The effect of a short synthetic fragment of human interleukin-1β (hu IL-1β) on natural killer (NK) activity was examined. Peripheral-blood mononuclear cells (PBMC) from normal donors showed a significant increase in NK activity against K562 leukemia cells after preincubation for 18 h with the IL-1 peptide. A similar augmentation was not observed after culturing the cells in the presence of hu IL-1β. The increase in tumor cell lysis could not be ascribed to a cytolytic activity of the synthetic fragment on target cells, since the peptide caused no direct lysis of various tumor cell lines. Although the peptide enhance NK cytotoxocity of PBMC, highly purified large granular lymphocytes were not susceptible to its stimulatory effect. The addition to the cultures of antibodies to human interleukin-2 (hu IL-2) completely blocked the peptide-induced boost of NK cytotoxicity, suggesting the IL-2 is mainly involved in the activation process. The ability of the IL-1 peptide to increase NK activity was further confirmed in vivo in the mouse. Cytotoxicity against YAC-1 lymphoma cells, which was very low in the spleen of untreated BALB/c mice, was in fact significantly increased after a single inoculation of the peptide. These data thus indicate that a short synthetic peptide fragment of hu IL-1β is able to increase both human and murine NK activity.
|Number of pages||10|

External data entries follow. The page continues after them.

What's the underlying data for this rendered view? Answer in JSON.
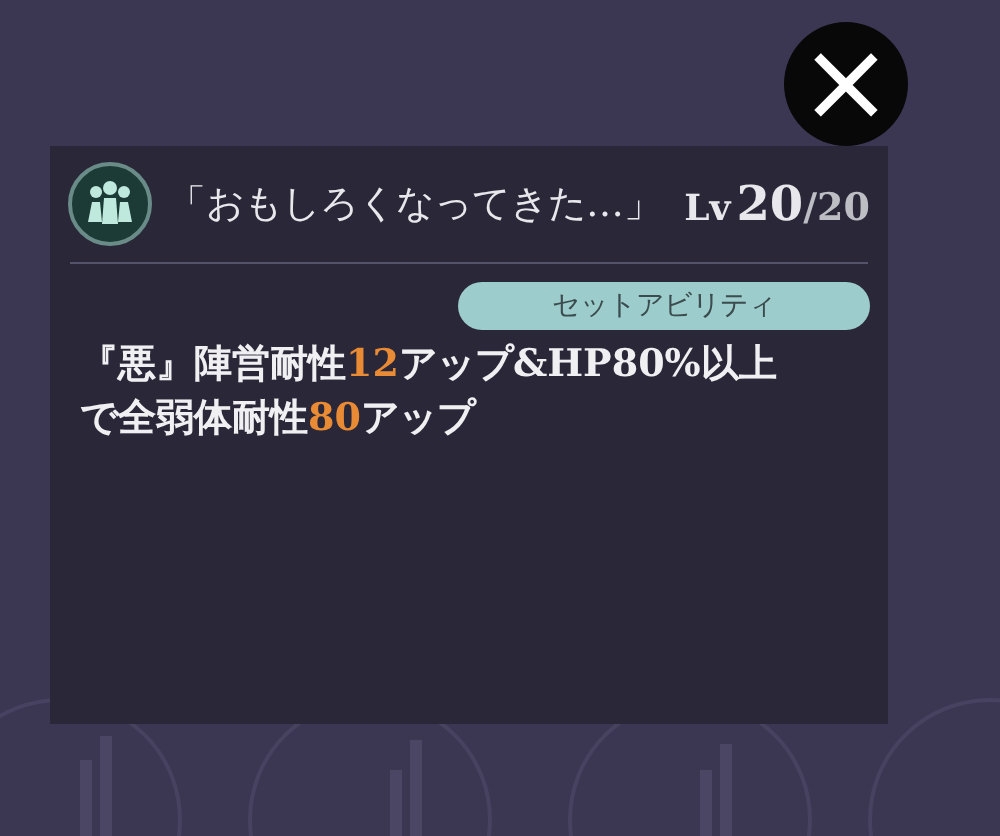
{
  "close_button": {
    "label": "×"
  },
  "ability": {
    "name": "「おもしろくなってきた…」",
    "level_prefix": "Lv",
    "level": "20",
    "level_max": "/20",
    "badge": "セットアビリティ",
    "description_lines": [
      [
        {
          "text": "『悪』陣営耐性",
          "highlight": false
        },
        {
          "text": "12",
          "highlight": true
        },
        {
          "text": "アップ&HP80%以上",
          "highlight": false
        }
      ],
      [
        {
          "text": "で全弱体耐性",
          "highlight": false
        },
        {
          "text": "80",
          "highlight": true
        },
        {
          "text": "アップ",
          "highlight": false
        }
      ]
    ]
  }
}
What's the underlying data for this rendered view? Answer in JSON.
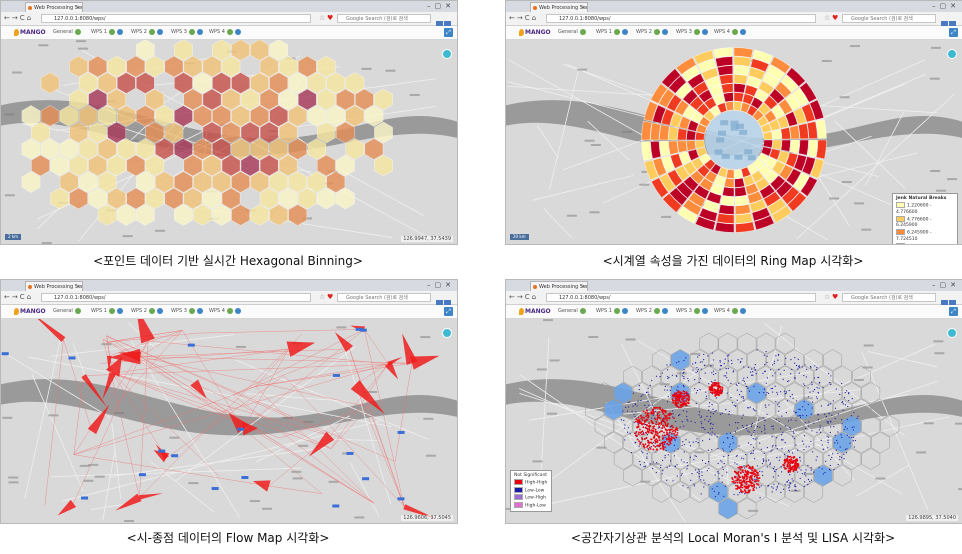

|Journal||Natural Immunity and Cell Growth Regulation|
|Publication status||Published - 1989|
ASJC Scopus subject areas
- Clinical Biochemistry